Tuesday, 2 June 2015

What the world survives on?

After two years of rigorous military training, I was ready to join the force. ‘Ready’ would be an ironical word to describe my situation at that moment because during those two years my interest in the armed forces had actually declined. Had it not been for the undying love of my nation, I would have left it and headed home.

“Ah, Sullivan! I see you’re a man now.” shouted Uncle Edward peeking over the newspaper which he was devouring for breakfast.
“Yeah, kind of.” I smiled.

Uncle Edward was a wise man (or at least it appeared so) because I’d always seen him leaning over books and willing to learn everything the world had to offer. After the death of my parents, Uncle Edward was only person I felt alive with. Uncle Edward and I are not related by blood as they say, but chuck it, it’s all red, isn’t it? For the secrets of love and relations lie deep inside the one who pumps this red, transient fluid.

“I hear you’re going on a mission to Afghanistan. After two long years you’re going into hiding again, for an undefined period this time. I mean, come on man! We don’t have such good neighbors around these days.” Uncle Edward joked.
“A good neighbor, huh? Is that what I’ve depreciated to in these two years?”
“Come on, son. Have you lost your sense of humor?”
“Yeah, maybe. But to tell you the truth, I don’t want to go on the mission either.”
“And why is that?” Edward exclaimed.
“That’s because I’ve seen enough. I mean what is the world up to? Brothers killing each other, innocents being murdered and murderers roaming around like filthy hounds. Do you know Uncle what this world survives on?”
“Money. It survives on money.” I replied with disgust.
“Well, kid, I guess you’ve had your share of disappointments but nature has its own subtle ways of teaching us. You’ll learn it someday.”
“Learn what?”
“What the world survives on.”

A year passed and the tension in Afghanistan intensified. We had confrontations with the terrorist groups almost every day. I saw tens of dead bodies daily, of soldiers, civilians and terrorists.

I saw the funeral procession of a lady one day. A child ran after it.

“Father, father! Where are they taking mommy?” he cried.
“Shh..! My son, your mother is going to meet the angels. She’ll be back soon and will bring you candies.”
“Is that it?”
“Yes, it is. Now get home, go to your sisters.”
“Okay father, I’ll go home and wait for her to come back.”
I almost cried.


After the gun shots I remember waking up in somebody’s lap.
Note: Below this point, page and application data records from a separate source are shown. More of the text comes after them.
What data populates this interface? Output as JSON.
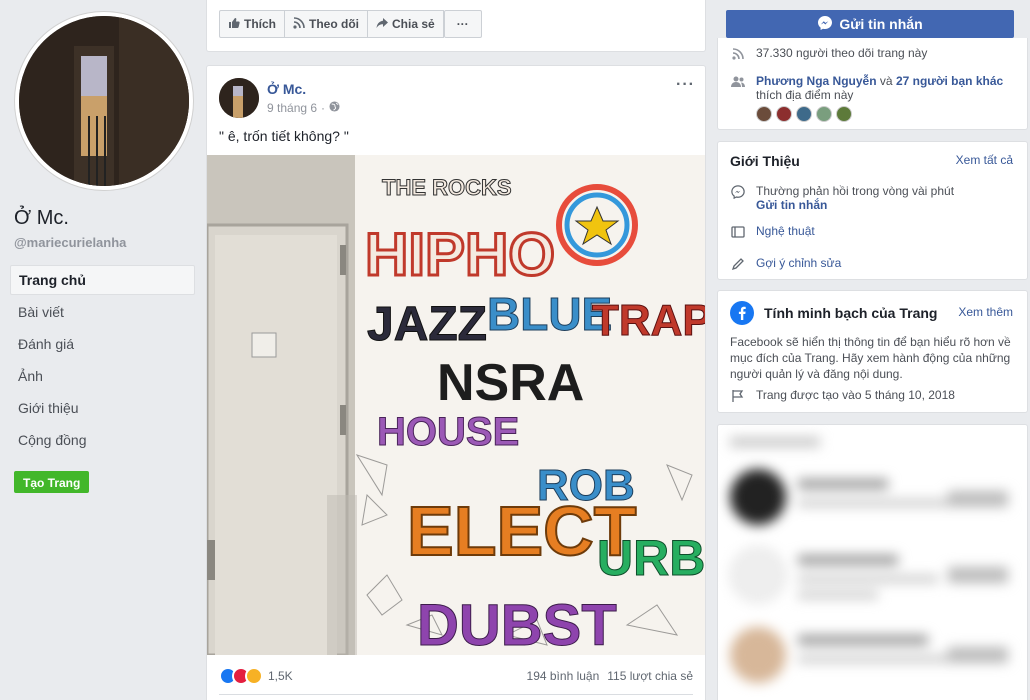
{
  "page": {
    "name": "Ở Mc.",
    "handle": "@mariecurielanha"
  },
  "nav": {
    "items": [
      {
        "label": "Trang chủ"
      },
      {
        "label": "Bài viết"
      },
      {
        "label": "Đánh giá"
      },
      {
        "label": "Ảnh"
      },
      {
        "label": "Giới thiệu"
      },
      {
        "label": "Cộng đồng"
      }
    ],
    "create_label": "Tạo Trang"
  },
  "actions": {
    "like_label": "Thích",
    "follow_label": "Theo dõi",
    "share_label": "Chia sẻ",
    "more_label": "···"
  },
  "post": {
    "author": "Ở Mc.",
    "date": "9 tháng 6",
    "separator": "·",
    "text": "\" ê, trốn tiết không? \"",
    "menu": "···",
    "reactions_count": "1,5K",
    "comments": "194 bình luận",
    "shares": "115 lượt chia sẻ"
  },
  "sidebar": {
    "message_button": "Gửi tin nhắn",
    "followers_text": "37.330 người theo dõi trang này",
    "friend_like": {
      "friend_name": "Phương Nga Nguyễn",
      "conjunction": "và",
      "others": "27 người bạn khác",
      "suffix": "thích địa điểm này"
    },
    "about": {
      "title": "Giới Thiệu",
      "see_all": "Xem tất cả",
      "response_text": "Thường phản hồi trong vòng vài phút",
      "send_message": "Gửi tin nhắn",
      "category": "Nghệ thuật",
      "suggest_edit": "Gợi ý chỉnh sửa"
    },
    "transparency": {
      "title": "Tính minh bạch của Trang",
      "see_more": "Xem thêm",
      "description": "Facebook sẽ hiển thị thông tin để bạn hiểu rõ hơn về mục đích của Trang. Hãy xem hành động của những người quản lý và đăng nội dung.",
      "created": "Trang được tạo vào 5 tháng 10, 2018"
    }
  },
  "colors": {
    "facebook_blue": "#4267b2",
    "link": "#385898",
    "green": "#42b72a",
    "background": "#e9ebee"
  }
}
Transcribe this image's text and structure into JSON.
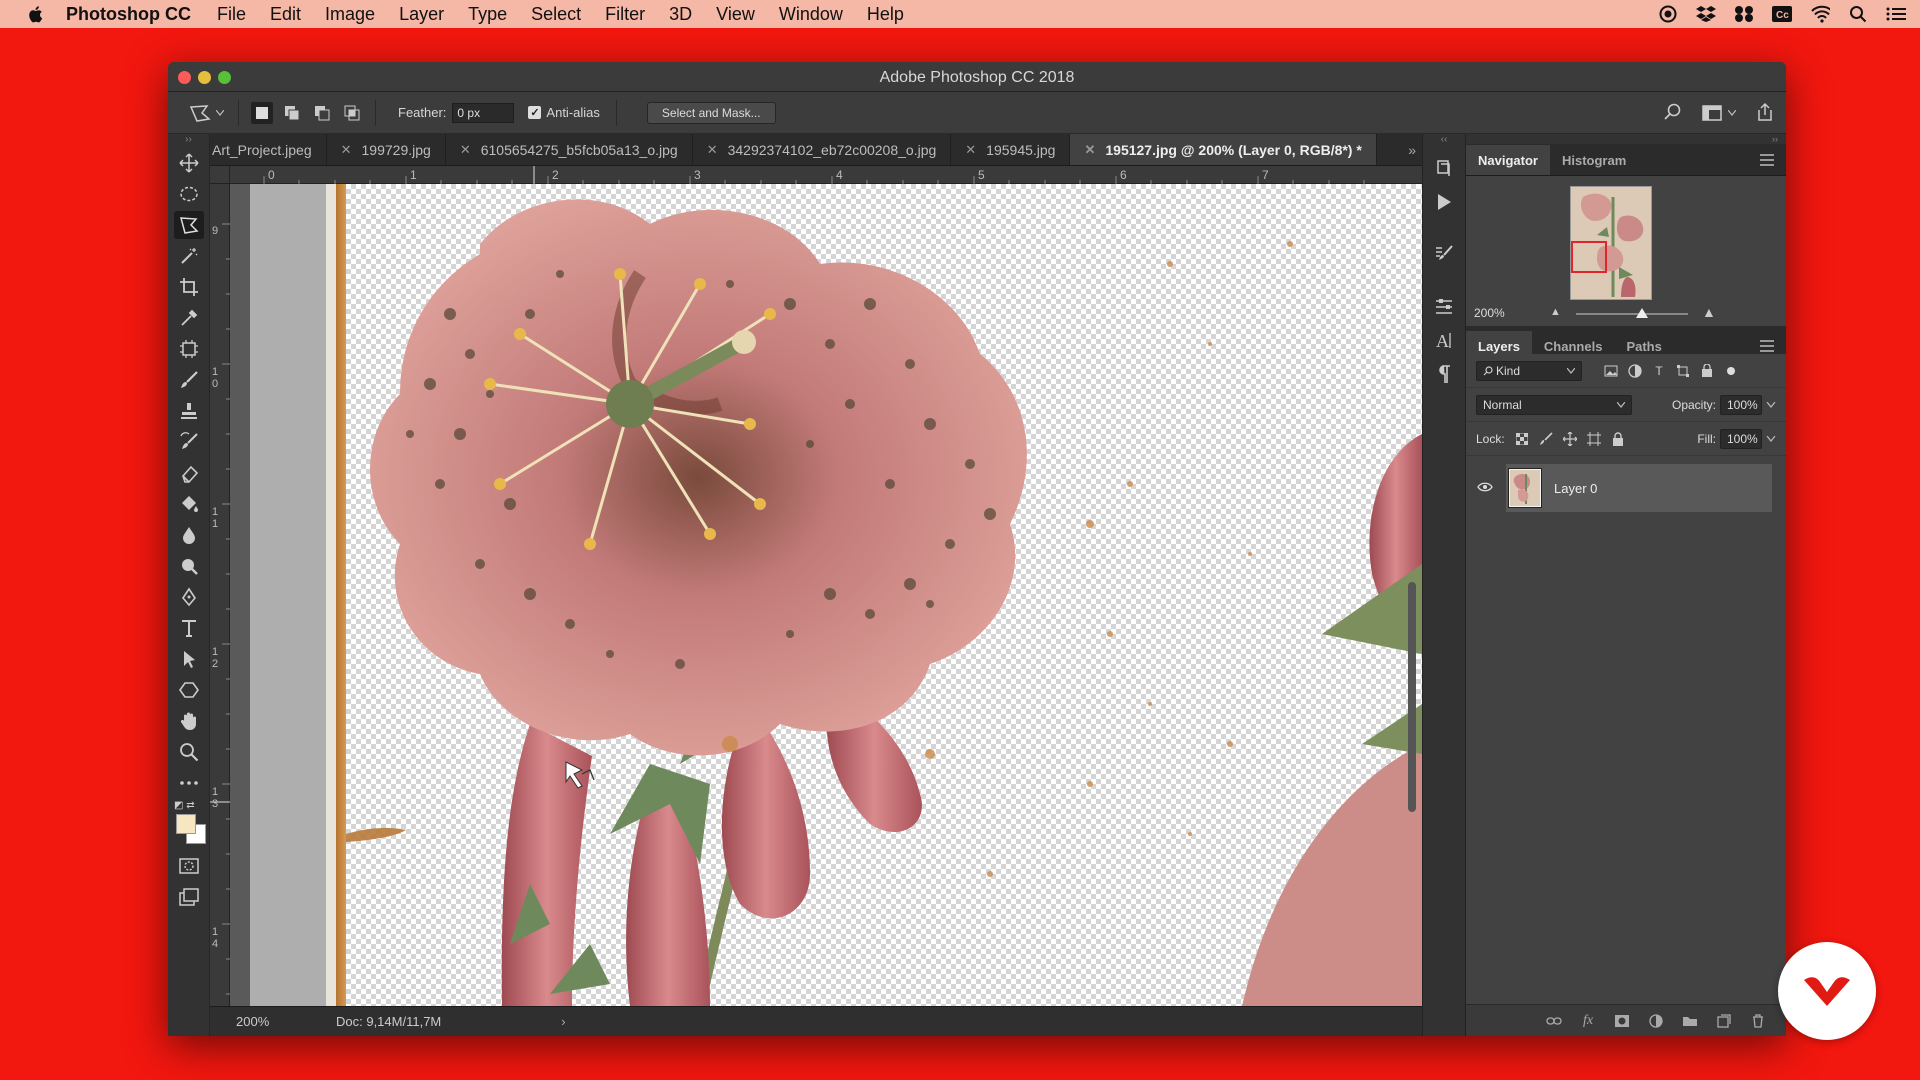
{
  "menubar": {
    "app_name": "Photoshop CC",
    "items": [
      "File",
      "Edit",
      "Image",
      "Layer",
      "Type",
      "Select",
      "Filter",
      "3D",
      "View",
      "Window",
      "Help"
    ]
  },
  "window": {
    "title": "Adobe Photoshop CC 2018"
  },
  "options": {
    "feather_label": "Feather:",
    "feather_value": "0 px",
    "antialias_label": "Anti-alias",
    "antialias_checked": true,
    "select_mask_label": "Select and Mask..."
  },
  "tabs": [
    {
      "label": "Art_Project.jpeg",
      "active": false
    },
    {
      "label": "199729.jpg",
      "active": false
    },
    {
      "label": "6105654275_b5fcb05a13_o.jpg",
      "active": false
    },
    {
      "label": "34292374102_eb72c00208_o.jpg",
      "active": false
    },
    {
      "label": "195945.jpg",
      "active": false
    },
    {
      "label": "195127.jpg @ 200% (Layer 0, RGB/8*) *",
      "active": true
    }
  ],
  "ruler": {
    "top_labels": [
      "0",
      "1",
      "2",
      "3",
      "4",
      "5",
      "6",
      "7"
    ],
    "left_labels": [
      "9",
      "1 0",
      "1 1",
      "1 2",
      "1 3",
      "1 4"
    ]
  },
  "status": {
    "zoom": "200%",
    "doc": "Doc: 9,14M/11,7M",
    "arrow": "›"
  },
  "navigator": {
    "tabs": [
      "Navigator",
      "Histogram"
    ],
    "zoom": "200%"
  },
  "layers_panel": {
    "tabs": [
      "Layers",
      "Channels",
      "Paths"
    ],
    "filter_kind": "Kind",
    "blend_mode": "Normal",
    "opacity_label": "Opacity:",
    "opacity_value": "100%",
    "lock_label": "Lock:",
    "fill_label": "Fill:",
    "fill_value": "100%",
    "layers": [
      {
        "name": "Layer 0",
        "visible": true
      }
    ]
  },
  "colors": {
    "foreground": "#f6e7c2",
    "background": "#ffffff",
    "desktop": "#f2170f",
    "menubar": "#f5b7a6"
  }
}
I was bleeding heavily but a soft hand held my wound. I don’t exactly remember her face but past my blurry vision I could make out an angelic figure trying hard to save me from death. I had not felt such serenity in my entire life. Had I died in those cozy arms, I would have been the happiest person to have lived on earth. I’d felt my heart for the first time after my parents’ death.

I woke up in the military health facility.

“Hey Mike!” I called out.
“Yes, Sullivan.”
“Who was the girl?”
“What girl?”
“The one who brought me here.”
“The girl didn’t bring you here. She called for an ambulance which brought you here.”
“Yeah, whatever. But do you by any chance know who she was?”
“No, I don’t.”


Contrary to our expectations, the war ended after a couple of years. During those years I used every drop of my sweat to seek that unknown angel but to no avail.

Finally it was the time to return. I came home but could not contain her from my thoughts. I know it is stupid but at times I anticipate that she’ll miraculously appear before me and comfort me in her arms. My heart has been alive ever since.

“Uncle Edward, I’ve learned what the world survives on.”
“Oh, have you? I hope that you’ve learned it aptly. So, what is it?” He turned towards me with expectation.
“Hope it is, sir.”


Post a Comment

Copyright © 2014 Abdul Fatir's Blog